where m denotes the conversion ratio.

If the bond is callable, the payoff at each node is

The payoff of a putable bond is

Here C and P are the call and put values respectively; r denotes the risk-free rate.

The above equations are the key algorithms in the binomial tree approach. However, there are several considerations that should be addressed due to the complexities of the derivative features

Credit spreads (credit risk) of the issuers which usually are not constant.

Interest rates can be stochastic.

Discount rate ri,j depends on the conversion probability at each node. This is due to the fact that when the common share price is well below the strike, the preferred share behaves like a corporate bond and hence we need to discount with a risky curve. If the share is well above the strike then the preferred behaves like a common stock and the riskless curve need to be used.

The notice period: the issuer tends to call the bond if the stock price is far enough above the conversion price such that a move below it is unlikely during the notice period. For most accurate results, the valuation would require a call adjustment factor. This factor is empirical and its value could be determined by calibration to stock historical data.

This approach in pricing convertible bond can be implemented in scripting languages such as VBA and Matlab. In the next installment, we will provide a concrete example of pricing a convertible bond. If you have a convertible bond that you want us to use as example, send it to us.

The World Cup is over and Germany won the much coveted trophy. This World Cup will be remembered for its beautiful attacking-style games as well as one of the most crushing defeats in football history: the Host lost 1-7 to Germany in the semi final.

However, the Brazilians do not have to wait for another 4 years in order to have a chance to revenge against Germany. Their stock market has already beaten the German’s one. The chart below shows the ratio of the Brazil ETF (EWZ) v.s. Germany ETF (EWG) and we can see that the ratio is in an uptrend.

Statistically, the Brazilian market has underperformed over the last 3 years. It lost -29%, while the German market gained 45%. However, EWZ started bouncing at the beginning of this year from an oversold condition.

The bounce is also supported by fundamental factors: Brazil is an exporter of commodities and the uptrend in base metals lends support to its market recovery. Additionally, the upcoming Summer Olympics in Rio in 2016 will give a boost to the local economy.

Germany, on the other hand, is suffering from problems in Europe: deflation threat, a weak euro, negative interest rates, geopolitical tension in Ukraine and Russia, and a possible bank failure in Portugal, just to name a few. This is a good opportunity for pair traders who want to take advantage of the divergence.

There are now less than 2 weeks until the start of the 2014 FIFA World Cup of Soccer, which is the biggest sport event in the world. The event is being organized in Brazil. From an economic point of view, Brazil is one of the BRIC countries; it has underperformed the overall emerging market during the last 4-5 years. The chart below shows the relative strength of Brazil ETF (EWZ) with respect to the emerging market ETF (EEM).

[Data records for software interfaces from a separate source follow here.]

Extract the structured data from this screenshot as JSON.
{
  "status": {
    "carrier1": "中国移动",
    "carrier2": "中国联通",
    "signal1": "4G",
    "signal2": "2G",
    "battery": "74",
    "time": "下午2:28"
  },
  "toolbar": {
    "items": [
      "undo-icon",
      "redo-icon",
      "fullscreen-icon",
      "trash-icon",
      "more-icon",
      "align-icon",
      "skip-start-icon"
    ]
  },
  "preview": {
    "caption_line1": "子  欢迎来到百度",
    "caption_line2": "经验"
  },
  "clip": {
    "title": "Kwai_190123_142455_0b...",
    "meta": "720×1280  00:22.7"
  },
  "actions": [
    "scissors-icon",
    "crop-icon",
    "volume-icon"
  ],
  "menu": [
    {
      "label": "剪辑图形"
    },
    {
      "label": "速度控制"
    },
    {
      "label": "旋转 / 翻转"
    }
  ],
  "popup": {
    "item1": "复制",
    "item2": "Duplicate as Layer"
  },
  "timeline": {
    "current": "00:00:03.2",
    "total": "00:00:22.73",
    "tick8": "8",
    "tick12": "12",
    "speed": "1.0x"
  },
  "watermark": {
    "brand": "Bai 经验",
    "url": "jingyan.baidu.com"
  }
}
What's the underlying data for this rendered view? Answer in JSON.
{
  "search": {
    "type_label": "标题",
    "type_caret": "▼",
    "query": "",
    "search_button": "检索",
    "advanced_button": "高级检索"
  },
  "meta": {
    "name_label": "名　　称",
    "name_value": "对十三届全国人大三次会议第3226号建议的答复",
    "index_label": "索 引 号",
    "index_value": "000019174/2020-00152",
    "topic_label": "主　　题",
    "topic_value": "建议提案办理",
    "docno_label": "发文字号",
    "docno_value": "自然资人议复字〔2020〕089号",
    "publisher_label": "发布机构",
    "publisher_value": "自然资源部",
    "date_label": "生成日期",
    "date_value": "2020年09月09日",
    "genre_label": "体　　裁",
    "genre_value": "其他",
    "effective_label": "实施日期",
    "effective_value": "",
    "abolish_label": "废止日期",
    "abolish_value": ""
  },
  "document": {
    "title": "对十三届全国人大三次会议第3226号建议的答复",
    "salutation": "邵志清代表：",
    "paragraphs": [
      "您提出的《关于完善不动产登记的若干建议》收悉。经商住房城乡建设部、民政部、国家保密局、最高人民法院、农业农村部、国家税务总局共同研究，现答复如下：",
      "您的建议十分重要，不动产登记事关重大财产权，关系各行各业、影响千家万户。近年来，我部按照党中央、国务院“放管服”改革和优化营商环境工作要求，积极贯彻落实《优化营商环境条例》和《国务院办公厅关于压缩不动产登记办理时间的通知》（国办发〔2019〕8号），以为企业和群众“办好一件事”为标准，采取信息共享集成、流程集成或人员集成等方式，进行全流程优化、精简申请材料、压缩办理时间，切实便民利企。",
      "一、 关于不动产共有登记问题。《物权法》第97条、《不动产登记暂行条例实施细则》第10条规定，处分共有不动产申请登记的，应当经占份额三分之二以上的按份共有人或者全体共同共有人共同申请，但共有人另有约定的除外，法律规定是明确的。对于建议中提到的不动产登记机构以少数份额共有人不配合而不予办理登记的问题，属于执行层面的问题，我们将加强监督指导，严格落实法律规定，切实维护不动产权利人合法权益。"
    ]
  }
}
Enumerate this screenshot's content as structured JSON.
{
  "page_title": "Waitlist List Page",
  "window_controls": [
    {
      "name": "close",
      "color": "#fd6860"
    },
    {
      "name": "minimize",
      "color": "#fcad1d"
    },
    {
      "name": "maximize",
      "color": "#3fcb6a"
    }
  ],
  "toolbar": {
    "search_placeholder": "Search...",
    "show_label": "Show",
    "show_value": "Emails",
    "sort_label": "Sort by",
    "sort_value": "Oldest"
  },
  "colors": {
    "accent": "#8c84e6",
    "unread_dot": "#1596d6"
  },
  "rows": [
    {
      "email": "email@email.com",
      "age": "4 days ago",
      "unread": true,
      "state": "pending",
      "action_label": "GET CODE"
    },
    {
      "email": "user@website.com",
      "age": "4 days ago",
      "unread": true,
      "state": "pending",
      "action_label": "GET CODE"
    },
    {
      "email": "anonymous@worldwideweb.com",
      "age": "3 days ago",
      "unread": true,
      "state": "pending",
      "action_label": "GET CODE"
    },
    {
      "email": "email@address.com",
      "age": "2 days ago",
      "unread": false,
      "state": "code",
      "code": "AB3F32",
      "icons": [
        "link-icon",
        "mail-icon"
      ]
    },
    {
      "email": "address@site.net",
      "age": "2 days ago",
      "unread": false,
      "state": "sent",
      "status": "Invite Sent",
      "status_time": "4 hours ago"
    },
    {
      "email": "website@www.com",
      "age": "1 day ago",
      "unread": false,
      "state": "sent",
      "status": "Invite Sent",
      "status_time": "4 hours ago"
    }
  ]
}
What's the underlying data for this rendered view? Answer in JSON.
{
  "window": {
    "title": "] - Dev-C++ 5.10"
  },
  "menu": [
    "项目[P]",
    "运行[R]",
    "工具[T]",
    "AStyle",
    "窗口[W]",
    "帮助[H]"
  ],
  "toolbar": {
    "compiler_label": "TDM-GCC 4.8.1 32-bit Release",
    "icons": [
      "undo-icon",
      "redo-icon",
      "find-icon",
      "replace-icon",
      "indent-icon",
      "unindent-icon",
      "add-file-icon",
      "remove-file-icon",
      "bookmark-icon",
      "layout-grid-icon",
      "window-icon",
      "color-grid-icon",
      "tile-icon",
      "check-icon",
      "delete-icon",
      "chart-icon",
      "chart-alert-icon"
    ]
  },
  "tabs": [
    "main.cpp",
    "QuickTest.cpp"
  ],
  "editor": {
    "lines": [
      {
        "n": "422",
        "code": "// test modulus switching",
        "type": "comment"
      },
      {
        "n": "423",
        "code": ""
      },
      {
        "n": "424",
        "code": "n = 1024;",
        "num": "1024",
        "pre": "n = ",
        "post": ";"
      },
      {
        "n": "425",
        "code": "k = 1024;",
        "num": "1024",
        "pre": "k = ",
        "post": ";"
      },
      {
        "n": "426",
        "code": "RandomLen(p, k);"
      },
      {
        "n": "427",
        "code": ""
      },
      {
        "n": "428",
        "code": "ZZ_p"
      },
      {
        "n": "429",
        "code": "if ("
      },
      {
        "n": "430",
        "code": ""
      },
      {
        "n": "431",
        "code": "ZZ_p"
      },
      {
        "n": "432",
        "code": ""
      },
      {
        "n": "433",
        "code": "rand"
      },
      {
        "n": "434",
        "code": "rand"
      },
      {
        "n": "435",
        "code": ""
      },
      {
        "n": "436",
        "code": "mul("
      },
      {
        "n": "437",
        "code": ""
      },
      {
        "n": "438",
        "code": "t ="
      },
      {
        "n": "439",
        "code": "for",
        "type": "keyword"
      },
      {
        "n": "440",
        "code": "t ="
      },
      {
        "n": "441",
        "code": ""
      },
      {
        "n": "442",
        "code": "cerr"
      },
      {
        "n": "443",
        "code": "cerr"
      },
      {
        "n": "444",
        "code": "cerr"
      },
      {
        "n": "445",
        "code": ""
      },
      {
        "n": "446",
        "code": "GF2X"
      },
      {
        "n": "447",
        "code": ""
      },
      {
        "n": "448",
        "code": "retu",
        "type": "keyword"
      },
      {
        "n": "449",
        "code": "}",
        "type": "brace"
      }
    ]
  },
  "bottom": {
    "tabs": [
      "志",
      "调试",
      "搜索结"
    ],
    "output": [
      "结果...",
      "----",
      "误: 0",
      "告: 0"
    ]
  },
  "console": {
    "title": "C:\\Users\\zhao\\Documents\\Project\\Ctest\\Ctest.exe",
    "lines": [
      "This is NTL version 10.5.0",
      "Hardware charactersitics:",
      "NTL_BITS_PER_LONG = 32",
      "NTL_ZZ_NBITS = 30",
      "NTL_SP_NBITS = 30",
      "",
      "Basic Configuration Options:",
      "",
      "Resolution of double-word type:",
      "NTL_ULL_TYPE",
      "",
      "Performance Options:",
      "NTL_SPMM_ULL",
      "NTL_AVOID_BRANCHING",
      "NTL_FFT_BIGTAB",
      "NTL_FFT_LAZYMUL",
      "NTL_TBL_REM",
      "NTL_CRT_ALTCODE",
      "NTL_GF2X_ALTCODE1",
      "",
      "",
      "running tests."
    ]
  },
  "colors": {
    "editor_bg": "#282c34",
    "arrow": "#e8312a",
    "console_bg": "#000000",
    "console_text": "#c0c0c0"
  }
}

The ratio has been in a down trend for more than 4 years. We can observe, however, a rebound taking place in early 2014. Some analysts said that this rebound is supported in part by the preparation of the 2014 World Cup of Soccer and the 2016 summer Olympics.

Interestingly, Brazil is the favorite for winning the World Cup this year. It has the highest chance of winning the World Cup, followed by Argentina, Germany and Spain.

The implied probability of winning calculated from the various bookmakers odds is in the range of 20%-25%. A World Cup win can boost consumer confidence and hence the local economy in general. (We saw a similar situation before in 1998 when France won its first ever World Cup at home).

To play a potential recovery in Brazil, one can go long EWZ and hedge the downside with EMM. If you worry about the negative impact of the host nation’s not winning the World Cup, you can hedge by laying against Brazil on a sport exchange.